  • The plan will work like a Roth IRA, where after-tax money is put into the account and the money can be withdrawn in the future with all gains becoming tax-free.
  • The only investment option is a fund of U.S. Treasury Securities. Because the securities are backed by the government, a saver will theoretically never lose their principal.
  • The White House says the plan will earn the same rate of return as Thrift Savings Plan's Government Securities Investment Fund that it offers to federal workers.
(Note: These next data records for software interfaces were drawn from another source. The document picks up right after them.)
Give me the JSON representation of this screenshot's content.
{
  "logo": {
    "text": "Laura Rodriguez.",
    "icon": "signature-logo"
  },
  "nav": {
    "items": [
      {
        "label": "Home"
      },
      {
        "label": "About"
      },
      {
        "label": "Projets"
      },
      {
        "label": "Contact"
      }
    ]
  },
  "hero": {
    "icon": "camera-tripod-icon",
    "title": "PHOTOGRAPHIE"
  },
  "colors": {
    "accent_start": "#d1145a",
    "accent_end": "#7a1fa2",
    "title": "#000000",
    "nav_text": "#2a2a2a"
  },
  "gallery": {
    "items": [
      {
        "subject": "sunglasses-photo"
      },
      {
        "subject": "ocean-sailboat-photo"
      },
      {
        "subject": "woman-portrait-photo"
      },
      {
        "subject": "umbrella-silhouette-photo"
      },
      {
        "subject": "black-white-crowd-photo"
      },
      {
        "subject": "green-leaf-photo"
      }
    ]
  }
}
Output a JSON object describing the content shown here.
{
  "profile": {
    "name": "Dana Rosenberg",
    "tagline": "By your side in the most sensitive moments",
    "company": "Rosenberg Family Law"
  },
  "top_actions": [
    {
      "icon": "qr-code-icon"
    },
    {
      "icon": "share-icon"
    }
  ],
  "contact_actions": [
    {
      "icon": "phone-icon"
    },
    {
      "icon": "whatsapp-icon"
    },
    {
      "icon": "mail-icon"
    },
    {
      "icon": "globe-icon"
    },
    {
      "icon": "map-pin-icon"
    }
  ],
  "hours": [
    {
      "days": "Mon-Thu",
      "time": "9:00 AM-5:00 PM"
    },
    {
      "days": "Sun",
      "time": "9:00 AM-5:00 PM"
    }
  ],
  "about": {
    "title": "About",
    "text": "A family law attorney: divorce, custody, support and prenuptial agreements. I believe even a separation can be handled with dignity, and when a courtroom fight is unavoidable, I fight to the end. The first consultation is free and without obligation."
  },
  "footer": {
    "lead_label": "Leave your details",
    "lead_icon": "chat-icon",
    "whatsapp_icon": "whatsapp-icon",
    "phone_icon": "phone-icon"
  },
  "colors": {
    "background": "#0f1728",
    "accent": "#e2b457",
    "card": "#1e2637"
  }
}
That fund earned around 1.5 % in 2012. Its average return between 2003 and 2012 was 3.6%.
  • Principal can be withdrawn from the plan at any time penalty free although if interest earned is withdrawn before age 59 ½ it will be taxed.
  • Initial investments can be as low as $25 and workers can contribute as little as $5 at a time.
  • Individuals will be able to contribute $5,500 per year.
  • The maximum that can be saved in the account is $15,000. Once that limit has been reached, the excess money can be rolled over into a private IRA fund.
  • Workers can keep the plan even if they switch jobs.

The account is aimed at individuals who have not started saving. Those in high income brackets are ineligible. The rate is actually not that bad when comparing it to other no risk investments such as savings accounts and CDs. The 1.5% 2012 return is far higher than any savings account at the moment, and the money accrues tax free, boosting income even more. The best 5 year CD rates pay between 2-2.5% APY. The money is safe and protected and the principal is liquid, although the interest cannot be withdrawn without penalty.

Those who have never saved before might find this a relatively pain-free way to begin socking away money. From the myRA account, first-time savers can always graduate to private IRAs with more options.

Those under 50 who have access to other investment options should probably invest their money more aggressively in a mutual fund IRA that has the potential for much higher returns.

Those fifty and over who are looking to sock away some safe money until retirement might look at this account. The maximum that can be saved in the plan is $15,000, so it’s not going to significantly change a portfolio, but it’s an easy way to earn a decent tax-free return and keep money liquid.   

Image: foto76 at FreeDigitalPhotos.net